→ Task to complete
Each entry must be given again exactly; images do not belong in the copy.

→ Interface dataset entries
━━━━━━━━━━━━━━━━━━━━
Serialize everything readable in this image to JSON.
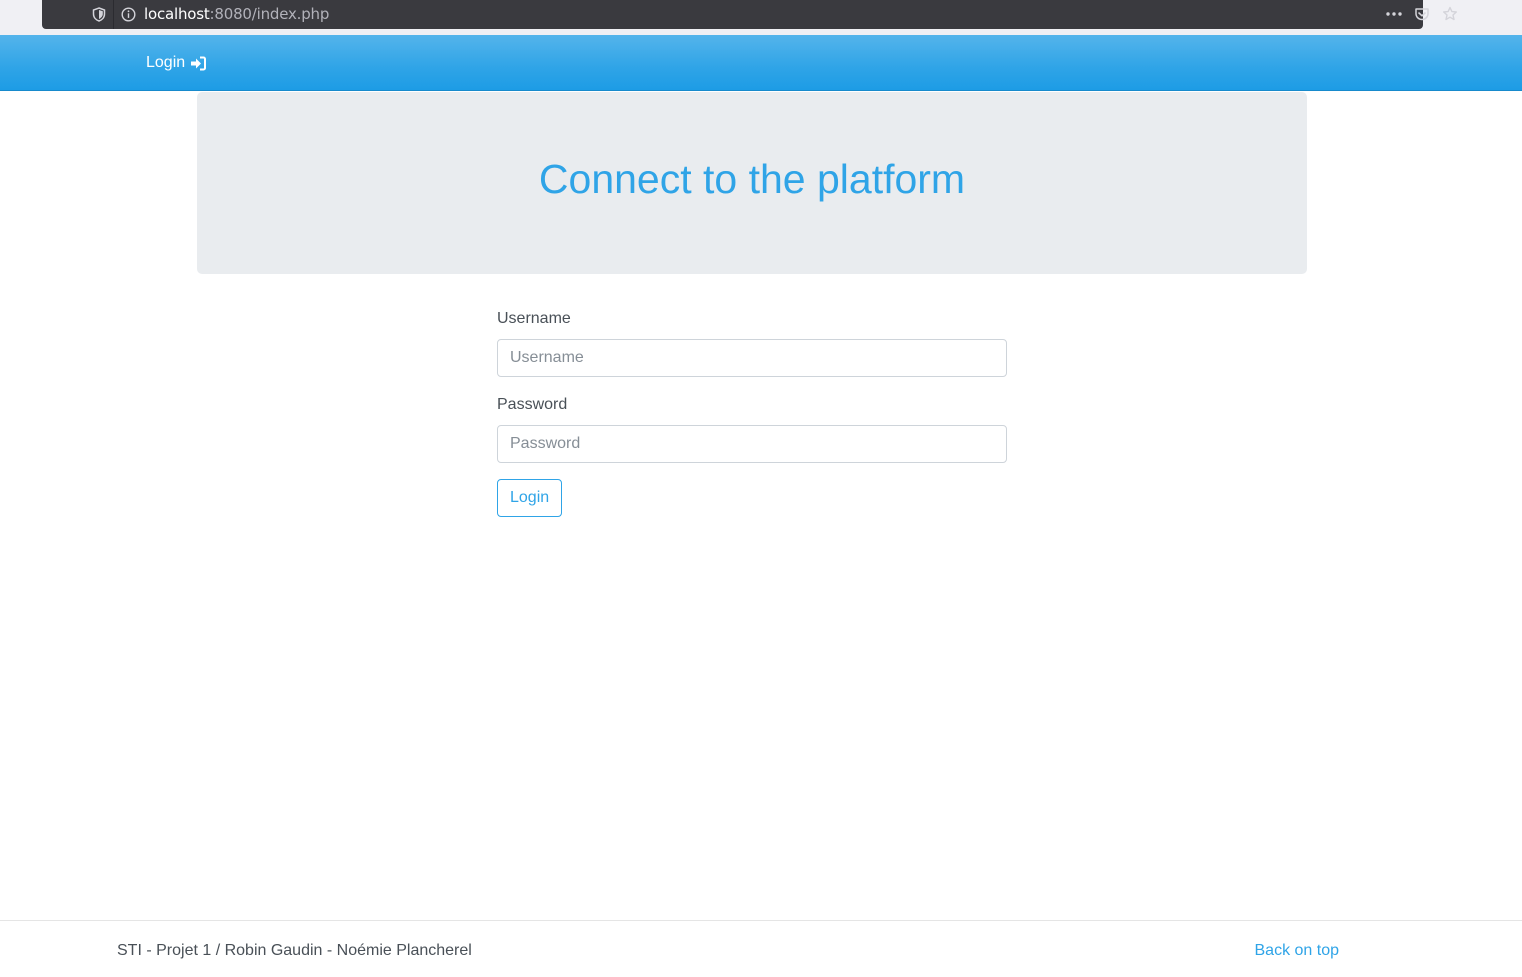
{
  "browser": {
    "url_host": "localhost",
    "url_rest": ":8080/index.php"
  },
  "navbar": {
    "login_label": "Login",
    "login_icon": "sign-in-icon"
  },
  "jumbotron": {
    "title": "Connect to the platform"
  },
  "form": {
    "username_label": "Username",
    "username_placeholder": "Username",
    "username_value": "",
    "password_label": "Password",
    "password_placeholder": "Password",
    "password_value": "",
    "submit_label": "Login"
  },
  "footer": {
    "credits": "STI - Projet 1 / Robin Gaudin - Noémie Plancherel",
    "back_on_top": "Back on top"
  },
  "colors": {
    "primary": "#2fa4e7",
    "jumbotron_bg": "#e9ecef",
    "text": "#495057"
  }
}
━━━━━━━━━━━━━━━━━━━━
→ Answer to this problem
Serialize everything readable in this image to JSON.
{
  "browser": {
    "url_host": "localhost",
    "url_rest": ":8080/index.php"
  },
  "navbar": {
    "login_label": "Login",
    "login_icon": "sign-in-icon"
  },
  "jumbotron": {
    "title": "Connect to the platform"
  },
  "form": {
    "username_label": "Username",
    "username_placeholder": "Username",
    "username_value": "",
    "password_label": "Password",
    "password_placeholder": "Password",
    "password_value": "",
    "submit_label": "Login"
  },
  "footer": {
    "credits": "STI - Projet 1 / Robin Gaudin - Noémie Plancherel",
    "back_on_top": "Back on top"
  },
  "colors": {
    "primary": "#2fa4e7",
    "jumbotron_bg": "#e9ecef",
    "text": "#495057"
  }
}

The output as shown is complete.